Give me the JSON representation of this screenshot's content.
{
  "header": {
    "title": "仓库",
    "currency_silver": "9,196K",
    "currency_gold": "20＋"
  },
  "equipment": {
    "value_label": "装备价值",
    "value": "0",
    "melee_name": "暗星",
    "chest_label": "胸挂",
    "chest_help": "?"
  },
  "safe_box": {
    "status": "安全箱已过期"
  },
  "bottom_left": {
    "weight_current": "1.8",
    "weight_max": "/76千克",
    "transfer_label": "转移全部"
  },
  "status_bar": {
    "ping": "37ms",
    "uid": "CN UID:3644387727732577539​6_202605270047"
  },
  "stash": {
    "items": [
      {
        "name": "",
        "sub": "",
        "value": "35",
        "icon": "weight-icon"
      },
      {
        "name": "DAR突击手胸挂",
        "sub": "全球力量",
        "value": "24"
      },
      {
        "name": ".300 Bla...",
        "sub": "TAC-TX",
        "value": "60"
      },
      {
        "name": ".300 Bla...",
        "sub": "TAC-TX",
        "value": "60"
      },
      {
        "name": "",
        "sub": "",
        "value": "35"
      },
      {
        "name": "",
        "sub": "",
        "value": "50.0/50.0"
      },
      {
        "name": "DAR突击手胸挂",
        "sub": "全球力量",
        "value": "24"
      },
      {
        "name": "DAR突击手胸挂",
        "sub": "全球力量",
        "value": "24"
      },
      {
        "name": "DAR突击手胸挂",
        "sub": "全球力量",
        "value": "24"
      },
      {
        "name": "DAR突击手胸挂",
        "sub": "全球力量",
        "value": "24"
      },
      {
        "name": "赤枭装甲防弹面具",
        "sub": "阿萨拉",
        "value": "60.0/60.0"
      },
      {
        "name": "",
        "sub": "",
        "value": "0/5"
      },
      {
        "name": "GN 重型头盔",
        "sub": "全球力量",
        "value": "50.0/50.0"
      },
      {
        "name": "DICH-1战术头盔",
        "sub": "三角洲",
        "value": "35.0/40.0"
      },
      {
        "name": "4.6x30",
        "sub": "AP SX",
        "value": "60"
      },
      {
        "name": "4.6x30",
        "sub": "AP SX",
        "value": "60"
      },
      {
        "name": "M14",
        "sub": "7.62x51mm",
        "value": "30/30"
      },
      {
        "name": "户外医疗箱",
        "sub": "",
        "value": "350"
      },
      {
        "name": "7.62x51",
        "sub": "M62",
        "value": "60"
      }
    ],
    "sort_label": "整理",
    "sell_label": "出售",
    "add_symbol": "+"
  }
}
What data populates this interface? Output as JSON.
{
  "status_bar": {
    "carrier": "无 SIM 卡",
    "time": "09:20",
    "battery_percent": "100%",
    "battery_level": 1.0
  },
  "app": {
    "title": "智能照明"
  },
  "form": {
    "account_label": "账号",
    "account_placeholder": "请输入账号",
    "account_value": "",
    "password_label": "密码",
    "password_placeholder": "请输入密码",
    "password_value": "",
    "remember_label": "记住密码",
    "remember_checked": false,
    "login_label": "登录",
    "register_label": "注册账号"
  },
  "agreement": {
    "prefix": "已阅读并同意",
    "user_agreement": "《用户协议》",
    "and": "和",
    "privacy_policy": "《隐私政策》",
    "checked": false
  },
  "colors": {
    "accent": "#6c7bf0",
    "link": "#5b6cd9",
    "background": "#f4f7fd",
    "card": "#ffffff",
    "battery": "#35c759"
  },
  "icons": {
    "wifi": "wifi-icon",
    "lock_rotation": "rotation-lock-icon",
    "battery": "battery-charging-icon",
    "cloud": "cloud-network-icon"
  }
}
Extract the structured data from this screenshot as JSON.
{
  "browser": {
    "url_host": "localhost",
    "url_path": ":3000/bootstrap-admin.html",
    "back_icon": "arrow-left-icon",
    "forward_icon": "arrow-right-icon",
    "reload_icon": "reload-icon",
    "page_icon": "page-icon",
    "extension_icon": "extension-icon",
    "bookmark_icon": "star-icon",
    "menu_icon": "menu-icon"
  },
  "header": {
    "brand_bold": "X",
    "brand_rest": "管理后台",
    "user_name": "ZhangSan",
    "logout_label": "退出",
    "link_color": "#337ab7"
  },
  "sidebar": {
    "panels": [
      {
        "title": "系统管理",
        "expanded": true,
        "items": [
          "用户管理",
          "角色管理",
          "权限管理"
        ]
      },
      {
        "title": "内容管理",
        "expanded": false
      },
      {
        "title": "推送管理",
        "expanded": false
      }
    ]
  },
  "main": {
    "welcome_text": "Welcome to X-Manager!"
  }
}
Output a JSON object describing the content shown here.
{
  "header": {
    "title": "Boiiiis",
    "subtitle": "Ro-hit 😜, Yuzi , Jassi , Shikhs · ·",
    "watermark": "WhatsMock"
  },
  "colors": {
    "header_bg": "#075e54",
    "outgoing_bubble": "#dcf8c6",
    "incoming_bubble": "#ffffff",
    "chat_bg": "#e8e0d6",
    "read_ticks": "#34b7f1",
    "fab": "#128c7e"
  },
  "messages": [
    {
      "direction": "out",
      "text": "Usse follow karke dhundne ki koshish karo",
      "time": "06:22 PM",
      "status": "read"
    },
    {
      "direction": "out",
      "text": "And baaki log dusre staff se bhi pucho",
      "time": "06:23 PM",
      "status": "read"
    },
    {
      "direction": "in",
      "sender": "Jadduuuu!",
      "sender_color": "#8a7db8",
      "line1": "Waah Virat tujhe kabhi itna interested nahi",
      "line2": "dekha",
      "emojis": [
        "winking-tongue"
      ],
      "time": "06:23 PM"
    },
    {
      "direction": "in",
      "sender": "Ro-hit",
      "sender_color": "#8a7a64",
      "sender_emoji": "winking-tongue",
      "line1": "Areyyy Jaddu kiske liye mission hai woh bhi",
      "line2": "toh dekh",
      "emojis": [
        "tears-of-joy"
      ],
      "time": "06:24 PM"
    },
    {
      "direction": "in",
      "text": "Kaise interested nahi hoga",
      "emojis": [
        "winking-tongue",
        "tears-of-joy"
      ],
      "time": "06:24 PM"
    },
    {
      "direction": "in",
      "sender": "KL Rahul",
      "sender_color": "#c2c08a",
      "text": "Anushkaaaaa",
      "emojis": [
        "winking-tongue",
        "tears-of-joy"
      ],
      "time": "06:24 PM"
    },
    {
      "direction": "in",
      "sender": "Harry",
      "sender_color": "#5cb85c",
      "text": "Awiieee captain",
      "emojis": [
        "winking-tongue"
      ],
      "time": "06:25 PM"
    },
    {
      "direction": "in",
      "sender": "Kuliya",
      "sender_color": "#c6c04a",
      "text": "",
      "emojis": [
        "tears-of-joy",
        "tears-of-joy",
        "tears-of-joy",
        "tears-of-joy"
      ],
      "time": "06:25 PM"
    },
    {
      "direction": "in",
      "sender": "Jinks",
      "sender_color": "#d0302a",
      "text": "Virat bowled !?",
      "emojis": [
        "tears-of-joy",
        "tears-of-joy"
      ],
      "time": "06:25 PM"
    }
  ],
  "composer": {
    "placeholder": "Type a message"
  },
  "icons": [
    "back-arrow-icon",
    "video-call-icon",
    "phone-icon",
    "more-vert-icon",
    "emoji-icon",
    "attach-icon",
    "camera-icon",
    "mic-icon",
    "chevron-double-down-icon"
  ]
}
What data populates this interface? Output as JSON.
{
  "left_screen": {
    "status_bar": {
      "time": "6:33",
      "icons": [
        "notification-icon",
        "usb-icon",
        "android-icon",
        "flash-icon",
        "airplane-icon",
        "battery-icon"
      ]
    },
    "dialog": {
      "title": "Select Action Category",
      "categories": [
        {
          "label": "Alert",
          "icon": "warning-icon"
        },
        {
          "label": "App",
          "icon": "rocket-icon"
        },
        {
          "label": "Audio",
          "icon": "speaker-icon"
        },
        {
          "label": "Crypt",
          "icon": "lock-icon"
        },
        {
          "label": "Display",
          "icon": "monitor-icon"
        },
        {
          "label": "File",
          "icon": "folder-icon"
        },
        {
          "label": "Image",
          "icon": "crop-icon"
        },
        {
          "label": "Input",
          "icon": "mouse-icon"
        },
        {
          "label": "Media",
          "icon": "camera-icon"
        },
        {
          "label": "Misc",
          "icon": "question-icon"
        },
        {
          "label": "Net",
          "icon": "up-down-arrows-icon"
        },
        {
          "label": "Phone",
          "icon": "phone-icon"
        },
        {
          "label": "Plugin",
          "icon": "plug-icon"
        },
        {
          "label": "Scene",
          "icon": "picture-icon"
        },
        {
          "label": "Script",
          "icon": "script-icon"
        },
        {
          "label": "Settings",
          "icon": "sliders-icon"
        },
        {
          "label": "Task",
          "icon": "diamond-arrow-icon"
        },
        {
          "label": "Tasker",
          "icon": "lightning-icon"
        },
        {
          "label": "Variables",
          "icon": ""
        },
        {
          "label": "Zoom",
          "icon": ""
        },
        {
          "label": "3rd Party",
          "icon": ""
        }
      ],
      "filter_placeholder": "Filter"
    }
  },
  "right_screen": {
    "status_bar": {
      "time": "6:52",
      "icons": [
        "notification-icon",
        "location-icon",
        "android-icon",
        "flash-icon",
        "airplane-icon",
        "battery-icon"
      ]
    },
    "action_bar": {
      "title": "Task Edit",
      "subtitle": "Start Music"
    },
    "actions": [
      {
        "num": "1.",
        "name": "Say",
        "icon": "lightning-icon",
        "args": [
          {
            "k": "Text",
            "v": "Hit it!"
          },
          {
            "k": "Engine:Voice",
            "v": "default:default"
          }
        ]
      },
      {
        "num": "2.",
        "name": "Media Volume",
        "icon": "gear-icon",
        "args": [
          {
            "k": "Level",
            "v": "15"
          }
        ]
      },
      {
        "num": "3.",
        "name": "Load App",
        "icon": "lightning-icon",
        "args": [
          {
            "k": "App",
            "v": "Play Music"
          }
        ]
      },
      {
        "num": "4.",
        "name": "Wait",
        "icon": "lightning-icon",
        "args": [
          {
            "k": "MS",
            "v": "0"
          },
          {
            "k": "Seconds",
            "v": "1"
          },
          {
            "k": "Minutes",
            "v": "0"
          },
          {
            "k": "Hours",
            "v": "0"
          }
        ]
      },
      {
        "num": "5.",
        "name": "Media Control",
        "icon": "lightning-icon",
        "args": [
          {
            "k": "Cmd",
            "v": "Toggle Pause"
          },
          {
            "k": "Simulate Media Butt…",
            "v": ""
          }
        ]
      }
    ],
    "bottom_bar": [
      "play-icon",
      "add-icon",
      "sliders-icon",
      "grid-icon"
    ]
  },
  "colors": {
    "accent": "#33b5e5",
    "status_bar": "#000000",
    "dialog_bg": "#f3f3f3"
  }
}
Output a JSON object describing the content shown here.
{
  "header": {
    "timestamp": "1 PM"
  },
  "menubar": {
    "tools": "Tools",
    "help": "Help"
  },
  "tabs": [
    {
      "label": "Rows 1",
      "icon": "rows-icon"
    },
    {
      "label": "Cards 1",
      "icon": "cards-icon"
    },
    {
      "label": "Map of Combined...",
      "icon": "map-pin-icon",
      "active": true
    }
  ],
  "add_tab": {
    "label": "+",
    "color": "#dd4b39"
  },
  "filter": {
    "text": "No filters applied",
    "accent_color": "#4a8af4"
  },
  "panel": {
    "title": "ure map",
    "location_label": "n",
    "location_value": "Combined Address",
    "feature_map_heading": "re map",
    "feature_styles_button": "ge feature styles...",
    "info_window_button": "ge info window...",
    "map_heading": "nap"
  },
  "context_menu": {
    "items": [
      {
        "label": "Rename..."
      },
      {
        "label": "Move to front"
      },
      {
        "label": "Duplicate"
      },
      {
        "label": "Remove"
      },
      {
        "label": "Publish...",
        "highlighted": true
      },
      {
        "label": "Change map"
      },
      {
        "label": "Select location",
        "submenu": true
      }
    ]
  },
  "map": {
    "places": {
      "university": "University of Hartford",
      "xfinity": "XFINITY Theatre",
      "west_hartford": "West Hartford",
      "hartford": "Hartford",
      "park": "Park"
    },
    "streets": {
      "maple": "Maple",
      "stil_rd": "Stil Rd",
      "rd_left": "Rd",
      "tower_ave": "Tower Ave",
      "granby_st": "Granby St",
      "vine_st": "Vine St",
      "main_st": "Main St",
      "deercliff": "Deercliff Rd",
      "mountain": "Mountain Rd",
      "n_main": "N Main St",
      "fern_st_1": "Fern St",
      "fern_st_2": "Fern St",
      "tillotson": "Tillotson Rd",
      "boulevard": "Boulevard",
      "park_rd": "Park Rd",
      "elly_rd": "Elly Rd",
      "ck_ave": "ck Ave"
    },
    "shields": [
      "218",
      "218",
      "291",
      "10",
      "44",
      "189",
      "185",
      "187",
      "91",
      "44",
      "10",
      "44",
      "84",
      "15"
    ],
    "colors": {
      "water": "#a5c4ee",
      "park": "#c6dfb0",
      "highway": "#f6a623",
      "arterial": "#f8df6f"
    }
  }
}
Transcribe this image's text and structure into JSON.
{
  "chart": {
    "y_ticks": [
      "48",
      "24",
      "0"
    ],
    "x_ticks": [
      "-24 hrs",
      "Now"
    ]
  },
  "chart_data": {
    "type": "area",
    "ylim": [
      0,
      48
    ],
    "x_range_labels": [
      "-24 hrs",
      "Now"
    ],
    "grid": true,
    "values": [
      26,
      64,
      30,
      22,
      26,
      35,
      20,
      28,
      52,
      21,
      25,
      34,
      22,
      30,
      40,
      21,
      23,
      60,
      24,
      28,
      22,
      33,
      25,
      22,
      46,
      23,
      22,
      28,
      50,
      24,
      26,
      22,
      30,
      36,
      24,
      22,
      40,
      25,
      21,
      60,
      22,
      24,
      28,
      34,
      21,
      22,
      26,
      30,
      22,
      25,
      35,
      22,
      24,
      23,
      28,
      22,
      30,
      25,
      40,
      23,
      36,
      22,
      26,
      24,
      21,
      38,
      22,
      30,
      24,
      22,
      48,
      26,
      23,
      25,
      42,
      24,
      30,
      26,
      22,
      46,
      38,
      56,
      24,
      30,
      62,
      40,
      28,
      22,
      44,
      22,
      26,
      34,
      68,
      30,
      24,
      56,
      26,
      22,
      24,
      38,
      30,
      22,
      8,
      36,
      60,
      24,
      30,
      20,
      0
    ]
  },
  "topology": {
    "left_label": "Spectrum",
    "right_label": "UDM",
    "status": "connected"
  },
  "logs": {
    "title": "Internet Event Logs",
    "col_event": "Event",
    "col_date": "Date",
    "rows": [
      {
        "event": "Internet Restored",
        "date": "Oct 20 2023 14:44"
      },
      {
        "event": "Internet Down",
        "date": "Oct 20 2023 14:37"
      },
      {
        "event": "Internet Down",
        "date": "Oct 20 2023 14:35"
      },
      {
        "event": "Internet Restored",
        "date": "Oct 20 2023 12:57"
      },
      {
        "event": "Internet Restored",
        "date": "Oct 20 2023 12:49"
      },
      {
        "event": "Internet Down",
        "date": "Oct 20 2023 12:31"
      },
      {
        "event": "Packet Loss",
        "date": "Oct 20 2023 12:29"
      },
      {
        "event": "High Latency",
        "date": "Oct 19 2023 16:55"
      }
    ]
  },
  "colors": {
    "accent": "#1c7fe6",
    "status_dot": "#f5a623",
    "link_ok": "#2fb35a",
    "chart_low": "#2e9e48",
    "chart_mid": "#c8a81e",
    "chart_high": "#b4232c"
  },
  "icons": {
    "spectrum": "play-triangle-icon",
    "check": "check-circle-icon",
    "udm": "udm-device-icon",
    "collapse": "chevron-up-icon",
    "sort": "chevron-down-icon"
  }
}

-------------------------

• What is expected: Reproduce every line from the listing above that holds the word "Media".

• Written response:
          "label": "Media",
        "name": "Media Volume",
        "name": "Media Control",
            "k": "Simulate Media Butt…",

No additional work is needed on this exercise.